The Topix index of all first-section issues was down 0.81 percent, or 10.28 points, to 1,253.15.
Stocks had a bad morning and extended losses in the afternoon, but traders were not panicked.
“It's probably a bit early to be calling today's sell-off anything more than a routine correction after such a long period of consistent buying,” Investrust chief executive Hiroyuki Fukunaga said.
The Dow Jones Industrial Average slipped 0.13 percent to 16,846.13 on Thursday following disappointing US spending data.
The Commerce Department said US consumer spending, which accounts for more than two-thirds of US economic activity, rose a mere 0.2 percent in May after a flat April.
Investors were watching the data for clues to how the world's largest economy was faring and when the Federal Reserve will raise interest rates.

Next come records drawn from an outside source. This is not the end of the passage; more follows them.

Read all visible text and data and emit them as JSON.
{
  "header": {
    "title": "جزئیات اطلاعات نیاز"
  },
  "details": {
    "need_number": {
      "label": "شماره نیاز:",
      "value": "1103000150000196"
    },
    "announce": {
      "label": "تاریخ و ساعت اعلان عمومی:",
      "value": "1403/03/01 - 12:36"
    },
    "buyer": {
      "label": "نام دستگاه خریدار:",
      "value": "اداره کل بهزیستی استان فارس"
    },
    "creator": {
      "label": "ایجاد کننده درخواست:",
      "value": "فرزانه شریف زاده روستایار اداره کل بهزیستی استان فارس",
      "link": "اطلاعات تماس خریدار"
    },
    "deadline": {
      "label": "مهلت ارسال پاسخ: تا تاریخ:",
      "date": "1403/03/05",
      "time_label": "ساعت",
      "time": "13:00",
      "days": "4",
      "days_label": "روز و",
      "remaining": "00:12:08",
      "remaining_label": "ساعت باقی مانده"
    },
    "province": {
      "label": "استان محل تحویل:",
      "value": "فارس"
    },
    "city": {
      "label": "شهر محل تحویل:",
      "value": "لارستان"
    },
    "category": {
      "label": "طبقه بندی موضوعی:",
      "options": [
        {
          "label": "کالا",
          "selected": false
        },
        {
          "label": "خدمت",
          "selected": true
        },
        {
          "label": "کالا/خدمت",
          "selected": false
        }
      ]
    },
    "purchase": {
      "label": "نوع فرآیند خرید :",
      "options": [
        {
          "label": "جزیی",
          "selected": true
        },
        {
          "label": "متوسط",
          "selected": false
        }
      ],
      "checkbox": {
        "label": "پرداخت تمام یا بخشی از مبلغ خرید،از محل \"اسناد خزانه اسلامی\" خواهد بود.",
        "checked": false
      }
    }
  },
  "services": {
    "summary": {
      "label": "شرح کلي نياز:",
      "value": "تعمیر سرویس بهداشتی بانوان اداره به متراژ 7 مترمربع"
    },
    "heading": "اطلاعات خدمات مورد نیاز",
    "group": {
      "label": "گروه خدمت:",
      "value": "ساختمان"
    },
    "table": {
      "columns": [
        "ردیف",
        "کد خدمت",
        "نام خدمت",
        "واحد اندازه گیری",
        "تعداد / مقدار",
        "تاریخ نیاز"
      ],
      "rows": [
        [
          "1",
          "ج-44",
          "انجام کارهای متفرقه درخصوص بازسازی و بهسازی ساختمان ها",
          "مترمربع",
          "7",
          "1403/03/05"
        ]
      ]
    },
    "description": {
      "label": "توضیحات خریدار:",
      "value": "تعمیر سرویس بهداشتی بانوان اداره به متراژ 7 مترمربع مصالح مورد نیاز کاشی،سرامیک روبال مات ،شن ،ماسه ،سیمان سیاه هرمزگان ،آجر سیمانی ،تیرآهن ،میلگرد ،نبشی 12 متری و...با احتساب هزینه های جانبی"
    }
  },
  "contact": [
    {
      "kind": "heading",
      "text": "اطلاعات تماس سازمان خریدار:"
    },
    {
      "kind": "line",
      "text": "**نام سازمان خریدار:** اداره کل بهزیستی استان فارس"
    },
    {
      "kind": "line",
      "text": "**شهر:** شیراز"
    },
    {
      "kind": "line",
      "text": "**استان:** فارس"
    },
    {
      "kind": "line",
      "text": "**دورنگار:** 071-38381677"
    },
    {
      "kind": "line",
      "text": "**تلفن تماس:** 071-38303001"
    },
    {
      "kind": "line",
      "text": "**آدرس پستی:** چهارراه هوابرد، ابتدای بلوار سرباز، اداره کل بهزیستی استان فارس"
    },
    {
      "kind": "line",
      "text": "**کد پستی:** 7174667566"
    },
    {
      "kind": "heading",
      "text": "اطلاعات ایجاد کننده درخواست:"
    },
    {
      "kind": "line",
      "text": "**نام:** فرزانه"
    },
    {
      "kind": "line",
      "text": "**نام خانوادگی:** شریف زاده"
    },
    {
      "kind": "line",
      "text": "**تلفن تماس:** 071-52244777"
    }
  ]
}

“The US economic recovery is proceeding slower than most people had foreseen, and it will probably take longer for the Fed to ratchet up interest rates as a result,” said Mitsushige Akino, chief fund manager at Ichiyoshi Investment Management.
The dollar fell to 101.40 yen in Tokyo afternoon trade from 101.70 yen in New York Thursday afternoon.
Exporters, which are vulnerable to a strong yen due to the dent it makes in repatriated profits, were down, with Sony falling 1.40
percent to 1,679 yen and Canon off 1.88 percent at 3,277 yen.
Mitsubishi Motors closed down 0.35 percent at 1,121 after giving up early gains on a report in the Nikkei economic daily that it would begin supplying Fiat Chrysler Automobiles with sedans for sale in Asian markets later this year.
Investors appeared to be unmoved by economic data the Japanese government released before the market opened.
The data showed consumer inflation jumped 3.4 percent year-on-year in May due largely to an April sales tax hike, while the jobless rate fell to a 17-year low of 3.5 percent in May.
(Dow Jones Newswires contributed to this article) - Sapa-AFP